Amid the horror for many, the elation for others and the shock for virtually everybody of the British vote to exit the European Union, perhaps the most measured and predictable response was from commodity markets.
As it became clear on Friday that the Leave camp was going to pull off an unexpected victory, commodities did what they normally do in a period of heightened risk, they declined.
The outlier of course was gold, which also did exactly what it was expected to do by rallying strongly as investors sought the protection of what is still viewed by many as the ultimate safe-haven in times of crisis and uncertainty.
The gain in spot gold was a strong 4.6 per cent from the close on Thursday to the close on Friday, reflecting the scale of the shock of the British vote, commonly referred to as Brexit.
Brent crude oil declined 4.9 per cent from Thursday to Friday, meaning its drop was of a similar magnitude to the rise in gold.
While it’s sometimes difficult for people to take a stand-back view of a tumultuous event, it’s probably the case that while the moves in gold and crude oil were certainly large, they were by no means signs of a panicked market.
For example, Brent had a bigger one-day percentage drop as recently as Feb. 9 this year, when it slumped 7.8 percent amid investor concern over a supply glut in global markets.
Gold’s rally on Friday was less than half the almost 11 per cent jump from Sept. 17, 2008, when investors flooded into the yellow metal at the height of the equity rout during the global financial crisis.

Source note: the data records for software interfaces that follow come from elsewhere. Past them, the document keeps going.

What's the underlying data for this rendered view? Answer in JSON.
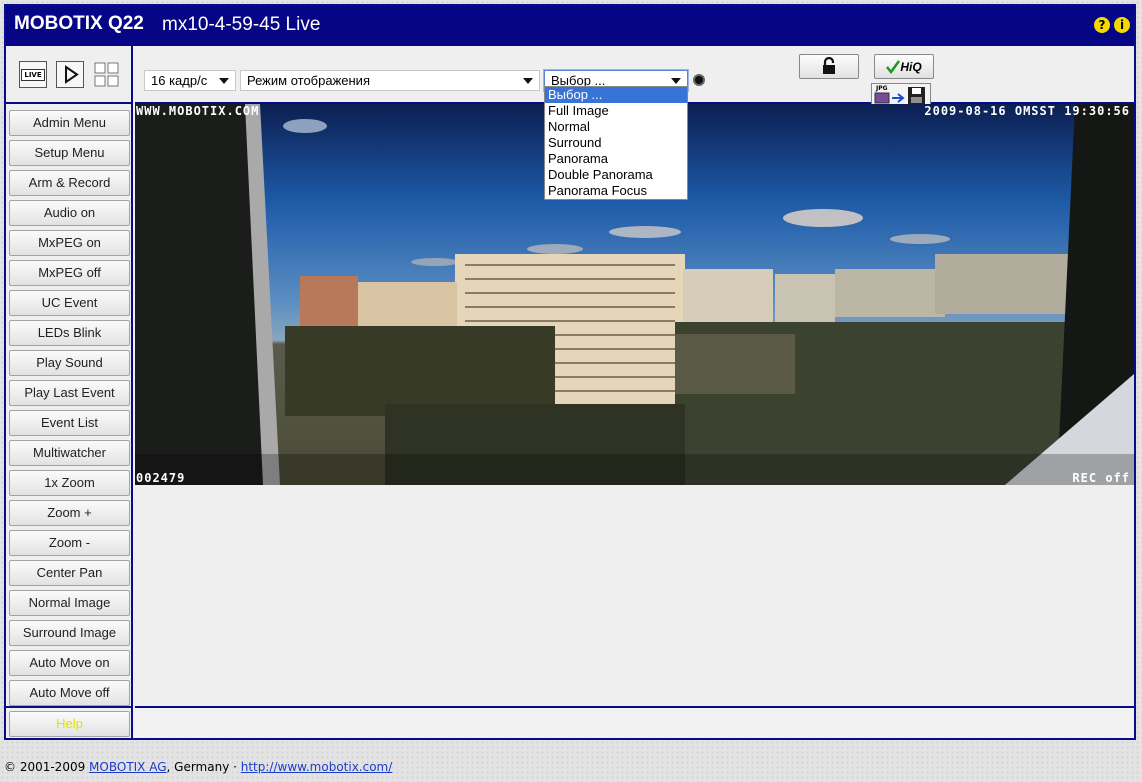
{
  "header": {
    "model": "MOBOTIX Q22",
    "camera_name": "mx10-4-59-45 Live",
    "help_icon": "?",
    "info_icon": "i"
  },
  "icons": {
    "live": "LIVE",
    "hiq": "HiQ",
    "jpg": "JPG"
  },
  "toolbar": {
    "framerate": "16 кадр/с",
    "display_mode": "Режим отображения",
    "view_select": "Выбор ...",
    "view_options": [
      "Выбор ...",
      "Full Image",
      "Normal",
      "Surround",
      "Panorama",
      "Double Panorama",
      "Panorama Focus"
    ]
  },
  "sidebar": {
    "buttons": [
      "Admin Menu",
      "Setup Menu",
      "Arm & Record",
      "Audio on",
      "MxPEG on",
      "MxPEG off",
      "UC Event",
      "LEDs Blink",
      "Play Sound",
      "Play Last Event",
      "Event List",
      "Multiwatcher",
      "1x Zoom",
      "Zoom +",
      "Zoom -",
      "Center Pan",
      "Normal Image",
      "Surround Image",
      "Auto Move on",
      "Auto Move off"
    ],
    "help": "Help"
  },
  "overlay": {
    "url": "WWW.MOBOTIX.COM",
    "timestamp": "2009-08-16 OMSST 19:30:56",
    "frame_counter": "002479",
    "rec_status": "REC off"
  },
  "footer": {
    "copyright": "© 2001-2009 ",
    "company_link": "MOBOTIX AG",
    "country": ", Germany · ",
    "website_link": "http://www.mobotix.com/"
  },
  "colors": {
    "brand": "#050585",
    "dropdown_highlight": "#3874d8"
  }
}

These examples in no way seek to minimise the impact of the Brexit vote on commodity markets, rather they aim to provide context that while the price action is significant, it wasn’t exceptional or without precedent.